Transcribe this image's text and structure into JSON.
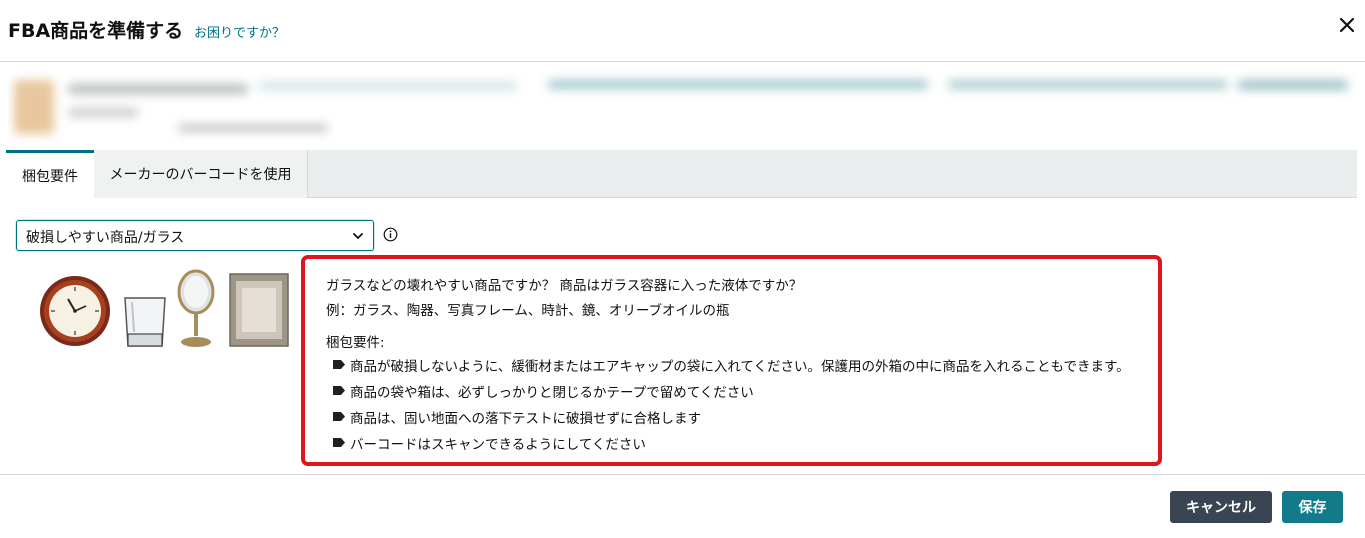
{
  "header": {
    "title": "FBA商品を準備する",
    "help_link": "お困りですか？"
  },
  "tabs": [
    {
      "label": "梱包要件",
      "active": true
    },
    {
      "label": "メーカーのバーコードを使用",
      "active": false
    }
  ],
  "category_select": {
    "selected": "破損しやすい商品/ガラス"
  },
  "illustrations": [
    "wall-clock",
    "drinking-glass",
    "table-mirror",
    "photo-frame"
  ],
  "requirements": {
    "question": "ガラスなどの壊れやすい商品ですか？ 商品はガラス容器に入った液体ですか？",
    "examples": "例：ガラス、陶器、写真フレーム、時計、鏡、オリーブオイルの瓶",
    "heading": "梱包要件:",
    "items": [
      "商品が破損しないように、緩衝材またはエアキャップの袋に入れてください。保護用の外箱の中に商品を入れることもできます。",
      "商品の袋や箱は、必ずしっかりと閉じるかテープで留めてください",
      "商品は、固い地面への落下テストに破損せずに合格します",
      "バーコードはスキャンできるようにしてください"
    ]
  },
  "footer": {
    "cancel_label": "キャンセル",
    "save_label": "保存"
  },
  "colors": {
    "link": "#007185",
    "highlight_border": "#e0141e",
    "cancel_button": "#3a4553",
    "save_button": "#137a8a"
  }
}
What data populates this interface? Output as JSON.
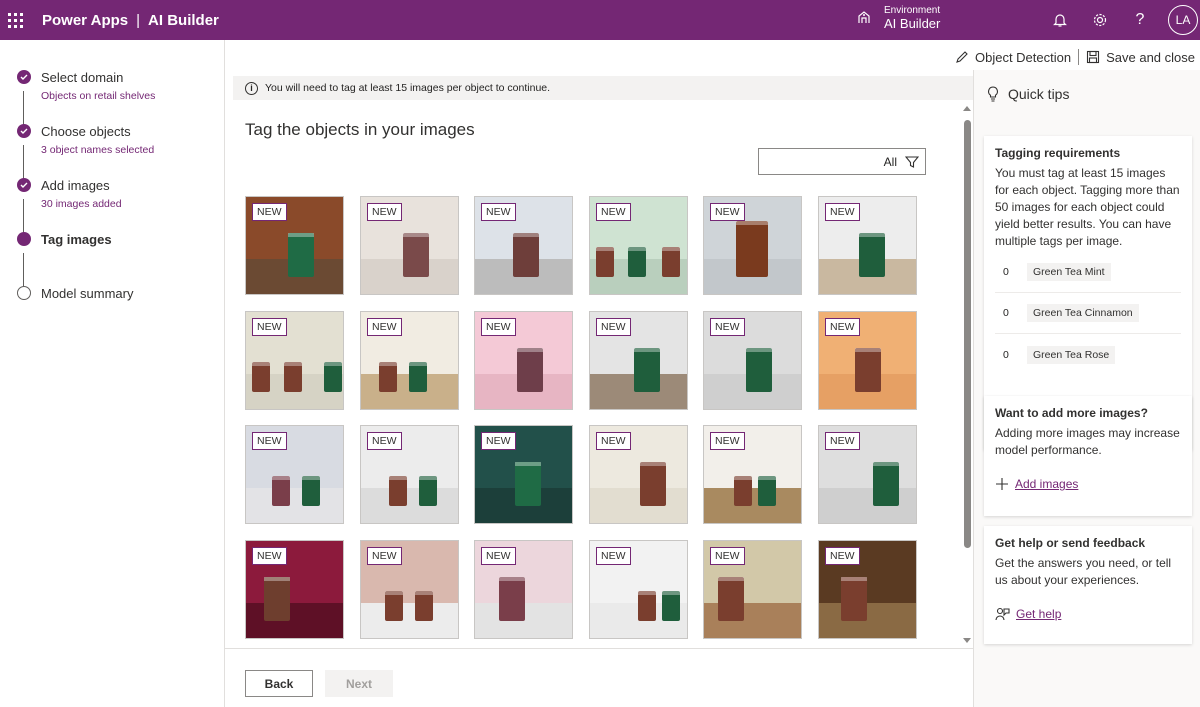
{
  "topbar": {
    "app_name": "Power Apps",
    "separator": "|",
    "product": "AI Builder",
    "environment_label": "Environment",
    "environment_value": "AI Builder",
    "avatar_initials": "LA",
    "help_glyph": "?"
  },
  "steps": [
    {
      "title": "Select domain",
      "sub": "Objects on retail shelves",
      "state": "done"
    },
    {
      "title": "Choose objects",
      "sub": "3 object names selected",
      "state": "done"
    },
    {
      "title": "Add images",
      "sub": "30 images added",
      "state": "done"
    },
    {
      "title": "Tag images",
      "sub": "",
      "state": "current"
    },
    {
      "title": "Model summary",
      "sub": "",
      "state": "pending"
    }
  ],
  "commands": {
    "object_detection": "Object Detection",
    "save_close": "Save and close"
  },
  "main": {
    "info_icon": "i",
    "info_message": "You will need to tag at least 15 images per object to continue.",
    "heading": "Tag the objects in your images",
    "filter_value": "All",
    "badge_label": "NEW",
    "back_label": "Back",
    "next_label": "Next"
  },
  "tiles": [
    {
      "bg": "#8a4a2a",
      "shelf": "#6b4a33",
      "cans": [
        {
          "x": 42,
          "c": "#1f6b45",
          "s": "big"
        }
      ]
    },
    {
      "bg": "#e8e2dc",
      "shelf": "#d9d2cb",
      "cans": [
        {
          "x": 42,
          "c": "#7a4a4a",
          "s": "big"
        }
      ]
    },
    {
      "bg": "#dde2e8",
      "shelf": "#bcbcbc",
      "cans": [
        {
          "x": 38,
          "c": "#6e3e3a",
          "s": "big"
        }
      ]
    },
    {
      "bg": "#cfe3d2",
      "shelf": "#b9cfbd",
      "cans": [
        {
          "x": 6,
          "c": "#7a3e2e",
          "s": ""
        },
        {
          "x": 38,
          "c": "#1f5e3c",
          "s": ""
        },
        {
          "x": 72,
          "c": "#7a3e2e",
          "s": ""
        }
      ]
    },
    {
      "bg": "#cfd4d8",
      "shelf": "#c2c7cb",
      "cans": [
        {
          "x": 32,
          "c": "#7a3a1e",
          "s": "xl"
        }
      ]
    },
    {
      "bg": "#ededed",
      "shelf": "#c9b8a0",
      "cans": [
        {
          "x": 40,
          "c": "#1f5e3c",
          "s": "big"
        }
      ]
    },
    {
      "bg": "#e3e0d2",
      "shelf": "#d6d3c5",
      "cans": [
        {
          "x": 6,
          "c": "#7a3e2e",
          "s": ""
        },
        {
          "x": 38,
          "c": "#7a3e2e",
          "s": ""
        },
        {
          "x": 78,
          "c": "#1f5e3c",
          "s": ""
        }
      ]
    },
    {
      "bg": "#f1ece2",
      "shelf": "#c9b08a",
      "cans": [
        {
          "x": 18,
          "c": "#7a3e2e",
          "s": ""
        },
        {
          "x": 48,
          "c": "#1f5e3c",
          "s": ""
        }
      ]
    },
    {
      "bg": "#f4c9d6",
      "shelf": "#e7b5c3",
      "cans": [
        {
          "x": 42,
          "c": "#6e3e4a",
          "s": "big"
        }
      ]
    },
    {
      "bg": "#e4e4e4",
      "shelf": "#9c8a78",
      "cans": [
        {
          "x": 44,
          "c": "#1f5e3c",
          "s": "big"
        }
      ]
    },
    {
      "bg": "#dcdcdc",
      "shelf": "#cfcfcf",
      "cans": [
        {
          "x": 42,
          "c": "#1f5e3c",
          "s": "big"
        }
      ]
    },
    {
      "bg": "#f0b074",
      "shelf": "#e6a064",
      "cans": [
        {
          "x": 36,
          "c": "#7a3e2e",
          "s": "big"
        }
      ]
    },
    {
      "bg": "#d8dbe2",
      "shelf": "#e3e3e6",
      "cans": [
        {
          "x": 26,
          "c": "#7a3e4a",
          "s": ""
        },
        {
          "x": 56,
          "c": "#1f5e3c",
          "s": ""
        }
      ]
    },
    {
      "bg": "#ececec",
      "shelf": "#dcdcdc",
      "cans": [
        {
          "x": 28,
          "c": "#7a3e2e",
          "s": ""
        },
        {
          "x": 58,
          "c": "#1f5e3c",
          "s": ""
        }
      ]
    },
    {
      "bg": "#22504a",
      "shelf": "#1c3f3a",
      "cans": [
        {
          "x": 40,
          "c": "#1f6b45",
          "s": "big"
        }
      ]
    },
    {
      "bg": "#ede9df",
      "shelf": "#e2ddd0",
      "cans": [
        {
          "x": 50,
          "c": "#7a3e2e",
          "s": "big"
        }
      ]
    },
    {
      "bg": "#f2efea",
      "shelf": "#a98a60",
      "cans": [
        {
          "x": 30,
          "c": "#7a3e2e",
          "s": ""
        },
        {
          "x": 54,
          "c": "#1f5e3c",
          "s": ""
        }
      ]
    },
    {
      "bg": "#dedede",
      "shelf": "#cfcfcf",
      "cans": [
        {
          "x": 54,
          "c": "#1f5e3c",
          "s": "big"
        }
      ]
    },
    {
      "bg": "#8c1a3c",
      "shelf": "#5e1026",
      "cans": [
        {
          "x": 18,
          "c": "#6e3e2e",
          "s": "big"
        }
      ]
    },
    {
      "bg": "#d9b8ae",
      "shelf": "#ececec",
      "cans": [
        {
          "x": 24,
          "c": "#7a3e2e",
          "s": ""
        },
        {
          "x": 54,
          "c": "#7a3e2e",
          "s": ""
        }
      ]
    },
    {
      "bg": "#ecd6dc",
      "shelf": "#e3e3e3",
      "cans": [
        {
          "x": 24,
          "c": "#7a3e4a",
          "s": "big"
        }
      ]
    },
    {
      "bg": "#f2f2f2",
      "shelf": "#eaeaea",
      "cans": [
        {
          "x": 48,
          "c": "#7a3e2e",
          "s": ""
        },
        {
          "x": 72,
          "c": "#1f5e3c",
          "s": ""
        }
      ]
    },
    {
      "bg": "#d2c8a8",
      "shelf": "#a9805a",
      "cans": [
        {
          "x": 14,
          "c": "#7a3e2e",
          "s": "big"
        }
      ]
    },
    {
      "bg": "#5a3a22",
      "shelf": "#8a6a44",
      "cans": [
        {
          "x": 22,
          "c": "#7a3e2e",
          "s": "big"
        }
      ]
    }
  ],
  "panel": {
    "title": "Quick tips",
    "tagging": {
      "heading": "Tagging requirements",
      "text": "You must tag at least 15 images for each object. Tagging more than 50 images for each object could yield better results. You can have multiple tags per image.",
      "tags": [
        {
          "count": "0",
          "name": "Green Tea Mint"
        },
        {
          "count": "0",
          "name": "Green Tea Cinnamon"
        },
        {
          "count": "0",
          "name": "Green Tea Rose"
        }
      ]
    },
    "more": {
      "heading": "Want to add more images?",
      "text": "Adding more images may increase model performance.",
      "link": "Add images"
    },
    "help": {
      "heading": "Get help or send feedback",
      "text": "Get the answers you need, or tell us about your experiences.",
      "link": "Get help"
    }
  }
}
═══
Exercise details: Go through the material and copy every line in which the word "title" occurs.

Result of the exercise:
    "title": "FBA商品を準備する",
      "title": "Select domain",
      "title": "Choose objects",
      "title": "Add images",
      "title": "Tag images",
      "title": "Model summary",
    "title": "Quick tips",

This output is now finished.